What lines in the records include the string "title"? Return each one.

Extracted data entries
┌────────

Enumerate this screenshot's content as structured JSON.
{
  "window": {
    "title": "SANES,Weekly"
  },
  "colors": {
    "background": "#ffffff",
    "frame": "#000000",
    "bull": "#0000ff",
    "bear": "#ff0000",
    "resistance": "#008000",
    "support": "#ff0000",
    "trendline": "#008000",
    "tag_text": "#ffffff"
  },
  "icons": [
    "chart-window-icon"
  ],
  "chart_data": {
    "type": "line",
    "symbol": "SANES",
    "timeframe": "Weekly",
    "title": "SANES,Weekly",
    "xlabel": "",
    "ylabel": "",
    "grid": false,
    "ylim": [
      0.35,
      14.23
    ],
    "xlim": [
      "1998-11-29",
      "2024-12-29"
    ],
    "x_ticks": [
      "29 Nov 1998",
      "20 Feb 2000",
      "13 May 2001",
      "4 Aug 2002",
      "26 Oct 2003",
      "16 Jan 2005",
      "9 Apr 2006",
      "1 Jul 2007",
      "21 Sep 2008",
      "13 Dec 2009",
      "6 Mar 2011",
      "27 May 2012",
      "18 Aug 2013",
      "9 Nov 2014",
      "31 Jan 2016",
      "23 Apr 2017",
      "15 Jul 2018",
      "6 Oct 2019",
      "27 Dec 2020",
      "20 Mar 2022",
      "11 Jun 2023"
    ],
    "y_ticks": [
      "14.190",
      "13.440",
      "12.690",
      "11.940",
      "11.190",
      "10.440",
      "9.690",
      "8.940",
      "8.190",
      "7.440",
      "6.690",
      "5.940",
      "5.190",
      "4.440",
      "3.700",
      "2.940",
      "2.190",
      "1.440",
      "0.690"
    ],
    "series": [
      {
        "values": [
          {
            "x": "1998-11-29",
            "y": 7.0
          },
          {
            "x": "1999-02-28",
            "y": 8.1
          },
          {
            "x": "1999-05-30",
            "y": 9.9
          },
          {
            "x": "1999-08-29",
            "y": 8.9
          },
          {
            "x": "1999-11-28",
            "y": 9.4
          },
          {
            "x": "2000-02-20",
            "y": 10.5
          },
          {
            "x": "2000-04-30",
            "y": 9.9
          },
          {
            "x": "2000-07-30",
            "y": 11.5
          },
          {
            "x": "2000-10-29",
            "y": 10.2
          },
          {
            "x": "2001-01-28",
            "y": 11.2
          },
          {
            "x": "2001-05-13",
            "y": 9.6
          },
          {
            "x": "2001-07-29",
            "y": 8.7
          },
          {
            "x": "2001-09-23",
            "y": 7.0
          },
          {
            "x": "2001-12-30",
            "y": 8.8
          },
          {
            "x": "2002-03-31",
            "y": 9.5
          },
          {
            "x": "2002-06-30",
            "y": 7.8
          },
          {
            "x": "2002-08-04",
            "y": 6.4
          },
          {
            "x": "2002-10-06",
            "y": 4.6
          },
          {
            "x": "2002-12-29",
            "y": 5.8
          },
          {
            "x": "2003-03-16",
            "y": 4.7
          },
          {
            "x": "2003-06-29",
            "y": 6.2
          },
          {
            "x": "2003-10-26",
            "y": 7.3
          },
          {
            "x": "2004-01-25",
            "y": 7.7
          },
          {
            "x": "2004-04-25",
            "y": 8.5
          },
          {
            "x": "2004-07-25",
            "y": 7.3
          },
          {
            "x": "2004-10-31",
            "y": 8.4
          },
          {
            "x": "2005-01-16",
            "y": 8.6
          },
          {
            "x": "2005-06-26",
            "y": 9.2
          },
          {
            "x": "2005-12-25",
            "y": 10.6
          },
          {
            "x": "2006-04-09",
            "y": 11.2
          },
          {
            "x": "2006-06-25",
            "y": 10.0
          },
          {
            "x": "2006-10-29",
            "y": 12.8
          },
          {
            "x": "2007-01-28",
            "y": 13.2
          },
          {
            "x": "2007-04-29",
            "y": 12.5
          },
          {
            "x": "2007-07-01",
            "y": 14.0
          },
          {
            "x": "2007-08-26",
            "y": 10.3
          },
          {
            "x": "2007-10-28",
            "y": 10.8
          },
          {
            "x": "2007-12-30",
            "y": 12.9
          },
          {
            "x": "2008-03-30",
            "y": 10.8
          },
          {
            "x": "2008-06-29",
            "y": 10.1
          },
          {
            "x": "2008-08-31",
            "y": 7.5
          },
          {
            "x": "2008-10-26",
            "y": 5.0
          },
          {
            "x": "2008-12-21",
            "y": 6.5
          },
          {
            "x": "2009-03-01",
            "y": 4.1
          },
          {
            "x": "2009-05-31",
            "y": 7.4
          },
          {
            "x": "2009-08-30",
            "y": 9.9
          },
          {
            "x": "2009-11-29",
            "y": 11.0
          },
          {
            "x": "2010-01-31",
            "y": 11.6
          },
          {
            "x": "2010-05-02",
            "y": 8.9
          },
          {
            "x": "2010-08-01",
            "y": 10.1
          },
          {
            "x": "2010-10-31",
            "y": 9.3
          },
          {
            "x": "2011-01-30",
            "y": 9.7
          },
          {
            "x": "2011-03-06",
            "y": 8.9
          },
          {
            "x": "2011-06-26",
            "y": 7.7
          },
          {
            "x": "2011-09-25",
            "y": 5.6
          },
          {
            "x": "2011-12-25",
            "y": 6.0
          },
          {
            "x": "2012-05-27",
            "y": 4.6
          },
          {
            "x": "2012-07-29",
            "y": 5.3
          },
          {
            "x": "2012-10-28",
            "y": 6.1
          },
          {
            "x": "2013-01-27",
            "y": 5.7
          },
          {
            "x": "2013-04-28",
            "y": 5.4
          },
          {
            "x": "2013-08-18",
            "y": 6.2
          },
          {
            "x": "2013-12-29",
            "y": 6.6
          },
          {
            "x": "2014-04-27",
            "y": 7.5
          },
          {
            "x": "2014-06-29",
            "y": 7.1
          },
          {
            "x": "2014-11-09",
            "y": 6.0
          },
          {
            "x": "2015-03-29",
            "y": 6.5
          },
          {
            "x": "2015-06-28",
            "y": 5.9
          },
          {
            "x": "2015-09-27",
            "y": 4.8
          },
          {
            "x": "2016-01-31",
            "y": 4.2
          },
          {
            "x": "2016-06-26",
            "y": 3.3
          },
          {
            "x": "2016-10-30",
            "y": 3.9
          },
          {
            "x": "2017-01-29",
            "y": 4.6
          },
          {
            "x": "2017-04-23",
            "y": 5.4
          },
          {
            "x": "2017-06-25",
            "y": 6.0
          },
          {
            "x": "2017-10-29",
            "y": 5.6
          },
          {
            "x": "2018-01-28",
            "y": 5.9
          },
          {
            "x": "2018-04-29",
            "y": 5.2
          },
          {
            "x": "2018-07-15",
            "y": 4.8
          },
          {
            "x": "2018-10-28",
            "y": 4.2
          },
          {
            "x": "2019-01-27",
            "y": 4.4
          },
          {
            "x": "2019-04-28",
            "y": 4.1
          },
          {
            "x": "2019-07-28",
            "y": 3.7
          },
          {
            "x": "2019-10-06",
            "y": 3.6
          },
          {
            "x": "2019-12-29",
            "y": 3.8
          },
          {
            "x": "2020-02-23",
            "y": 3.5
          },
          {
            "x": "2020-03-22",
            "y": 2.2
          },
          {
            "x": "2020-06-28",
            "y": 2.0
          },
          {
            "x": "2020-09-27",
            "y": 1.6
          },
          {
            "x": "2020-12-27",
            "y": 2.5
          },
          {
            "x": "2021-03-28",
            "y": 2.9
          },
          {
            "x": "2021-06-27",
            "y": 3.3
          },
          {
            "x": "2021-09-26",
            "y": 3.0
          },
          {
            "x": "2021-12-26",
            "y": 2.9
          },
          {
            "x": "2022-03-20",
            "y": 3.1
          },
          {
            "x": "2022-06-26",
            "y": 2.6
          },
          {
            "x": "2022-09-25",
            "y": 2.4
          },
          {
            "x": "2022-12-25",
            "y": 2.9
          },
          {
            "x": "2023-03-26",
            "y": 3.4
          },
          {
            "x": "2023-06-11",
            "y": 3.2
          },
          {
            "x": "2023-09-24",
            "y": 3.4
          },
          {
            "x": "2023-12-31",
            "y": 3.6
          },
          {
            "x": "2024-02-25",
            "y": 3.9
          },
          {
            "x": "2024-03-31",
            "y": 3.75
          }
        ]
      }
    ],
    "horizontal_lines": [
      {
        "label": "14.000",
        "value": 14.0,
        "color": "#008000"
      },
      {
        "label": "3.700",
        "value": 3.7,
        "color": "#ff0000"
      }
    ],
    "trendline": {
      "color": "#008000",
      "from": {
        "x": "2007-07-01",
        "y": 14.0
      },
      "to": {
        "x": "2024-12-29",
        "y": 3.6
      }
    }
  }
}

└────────

» **Response for this exercise**:
    "title": "SANES,Weekly"
    "title": "SANES,Weekly",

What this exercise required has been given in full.